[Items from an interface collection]
== Segment start ==

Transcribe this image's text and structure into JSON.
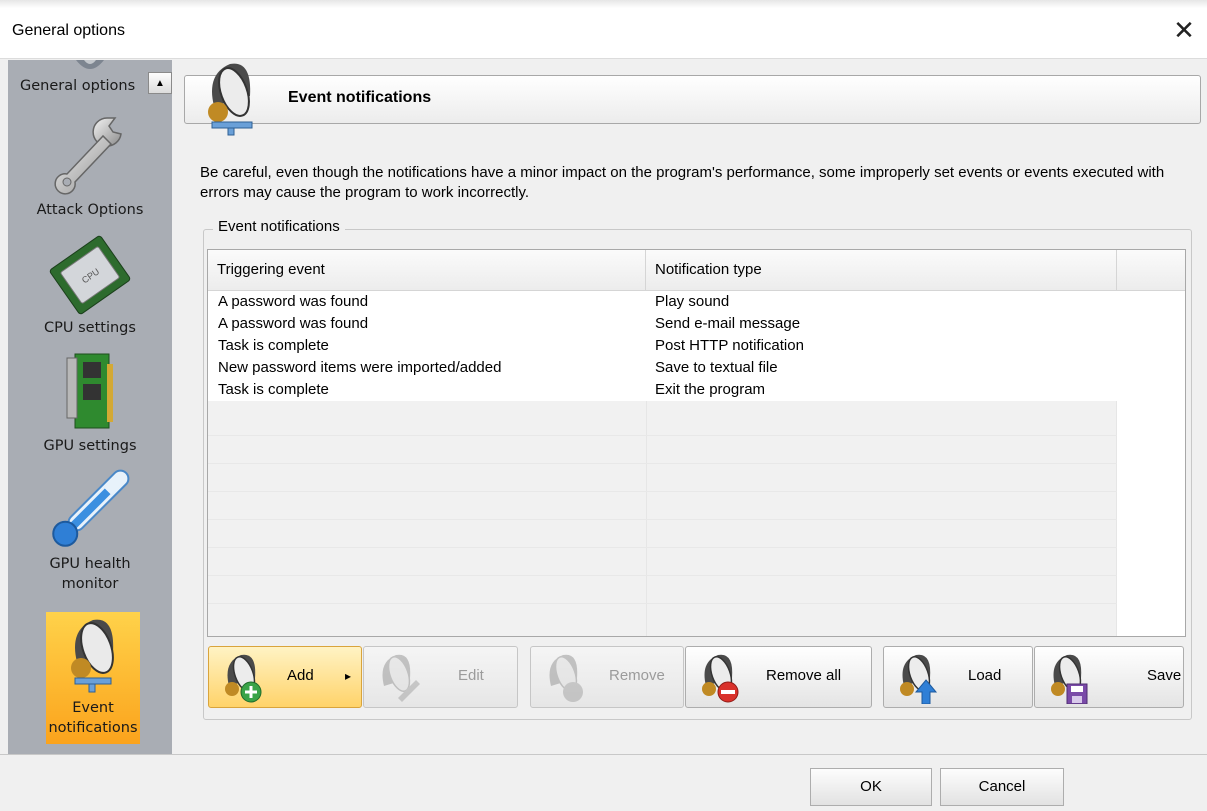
{
  "window": {
    "title": "General options",
    "close_glyph": "✕"
  },
  "sidebar": {
    "scroll_up_glyph": "▲",
    "items": [
      {
        "label": "General options",
        "icon": "gear-icon"
      },
      {
        "label": "Attack Options",
        "icon": "wrench-icon"
      },
      {
        "label": "CPU settings",
        "icon": "cpu-icon"
      },
      {
        "label": "GPU settings",
        "icon": "gpu-card-icon"
      },
      {
        "label_line1": "GPU health",
        "label_line2": "monitor",
        "icon": "thermometer-icon"
      },
      {
        "label_line1": "Event",
        "label_line2": "notifications",
        "icon": "speaker-icon",
        "active": true
      }
    ]
  },
  "header": {
    "title": "Event notifications",
    "icon": "speaker-icon"
  },
  "warning_text": "Be careful, even though the notifications have a minor impact on the program's performance, some improperly set events or events executed with errors may cause the program to work incorrectly.",
  "group": {
    "label": "Event notifications"
  },
  "table": {
    "columns": [
      "Triggering event",
      "Notification type"
    ],
    "rows": [
      [
        "A password was found",
        "Play sound"
      ],
      [
        "A password was found",
        "Send e-mail message"
      ],
      [
        "Task is complete",
        "Post HTTP notification"
      ],
      [
        "New password items were imported/added",
        "Save to textual file"
      ],
      [
        "Task is complete",
        "Exit the program"
      ]
    ]
  },
  "buttons": {
    "add": "Add",
    "add_arrow": "▸",
    "edit": "Edit",
    "remove": "Remove",
    "remove_all": "Remove all",
    "load": "Load",
    "save": "Save"
  },
  "dialog": {
    "ok": "OK",
    "cancel": "Cancel"
  },
  "colors": {
    "sidebar_bg": "#a9adb4",
    "active_item": "#fbb42c",
    "add_button": "#ffd36a"
  }
}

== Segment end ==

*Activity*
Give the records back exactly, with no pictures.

*Solution to this task*
Transcribe this image's text and structure into JSON.
{
  "window": {
    "title": "General options",
    "close_glyph": "✕"
  },
  "sidebar": {
    "scroll_up_glyph": "▲",
    "items": [
      {
        "label": "General options",
        "icon": "gear-icon"
      },
      {
        "label": "Attack Options",
        "icon": "wrench-icon"
      },
      {
        "label": "CPU settings",
        "icon": "cpu-icon"
      },
      {
        "label": "GPU settings",
        "icon": "gpu-card-icon"
      },
      {
        "label_line1": "GPU health",
        "label_line2": "monitor",
        "icon": "thermometer-icon"
      },
      {
        "label_line1": "Event",
        "label_line2": "notifications",
        "icon": "speaker-icon",
        "active": true
      }
    ]
  },
  "header": {
    "title": "Event notifications",
    "icon": "speaker-icon"
  },
  "warning_text": "Be careful, even though the notifications have a minor impact on the program's performance, some improperly set events or events executed with errors may cause the program to work incorrectly.",
  "group": {
    "label": "Event notifications"
  },
  "table": {
    "columns": [
      "Triggering event",
      "Notification type"
    ],
    "rows": [
      [
        "A password was found",
        "Play sound"
      ],
      [
        "A password was found",
        "Send e-mail message"
      ],
      [
        "Task is complete",
        "Post HTTP notification"
      ],
      [
        "New password items were imported/added",
        "Save to textual file"
      ],
      [
        "Task is complete",
        "Exit the program"
      ]
    ]
  },
  "buttons": {
    "add": "Add",
    "add_arrow": "▸",
    "edit": "Edit",
    "remove": "Remove",
    "remove_all": "Remove all",
    "load": "Load",
    "save": "Save"
  },
  "dialog": {
    "ok": "OK",
    "cancel": "Cancel"
  },
  "colors": {
    "sidebar_bg": "#a9adb4",
    "active_item": "#fbb42c",
    "add_button": "#ffd36a"
  }
}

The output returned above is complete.